A generation ago (1922) in The Pattern of the ‘Iliad’, Dr. J. T. Sheppard proposed a fresh analysis of the contents of the poem, as a sequence of problems, rather moral than political, resulting from the Quarrel between Agamemnon and Achilles, (1) from the seizure of Briseis to the failure of the Embassy; (2) from Achilles' consent to the intervention of Patroclus, leading to the death of Patroclus and the loss of the divine armour; (3) from the vengeance of Achilles, the death of Hector, and eventually the demand for the surrender of his body to Priam. These major problems are separated by loosely connected episodes, the killing of Dolon and Rhesus, and the making of new armour for Achilles. Within them the course of events is presented in a series of connected episodes, the more important of which are supplemented by the lesser incidents, preceding and following in order of narration, as the side panels of a triptych or side groups of a pediment supplement and enhance the centrepiece.

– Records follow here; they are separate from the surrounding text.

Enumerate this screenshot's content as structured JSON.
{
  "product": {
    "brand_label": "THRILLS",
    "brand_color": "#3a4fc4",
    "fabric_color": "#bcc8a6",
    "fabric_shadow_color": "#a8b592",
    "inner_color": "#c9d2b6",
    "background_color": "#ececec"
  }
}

Following these clues, I attempted a further analysis of the Iliad (JHS LII, 265–96) and proposed some comparisons between its rhythms and those of Greek ‘geometrical’ art.

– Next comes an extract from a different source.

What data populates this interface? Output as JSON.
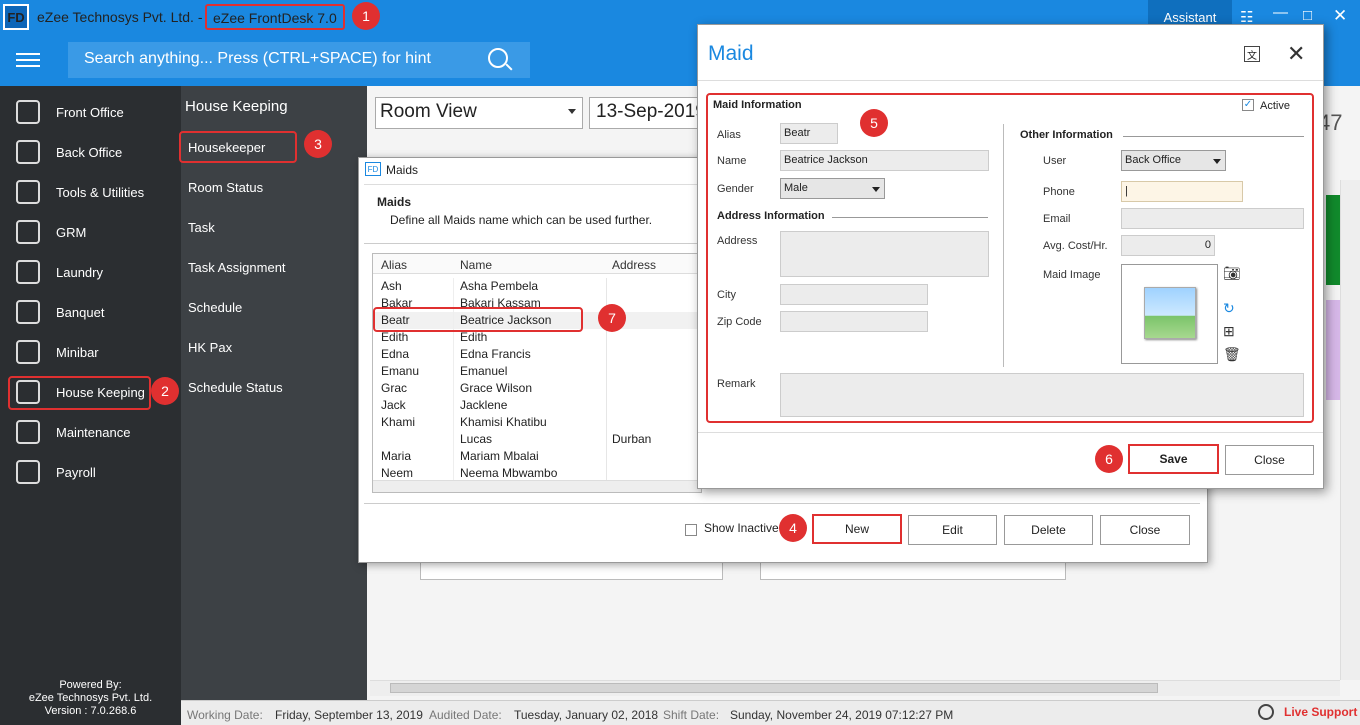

This feature of epic composition was appreciated in antiquity; Aristotle lays stress on it; the structure of Attic tragedies, and of great works of material art—the ‘Chest of Kypselos’ and the pediments of Aegina, Olympia, and the Parthenon, is founded on it; and it seems to be the clue to the originality and effectiveness of the prose composition of Herodotus.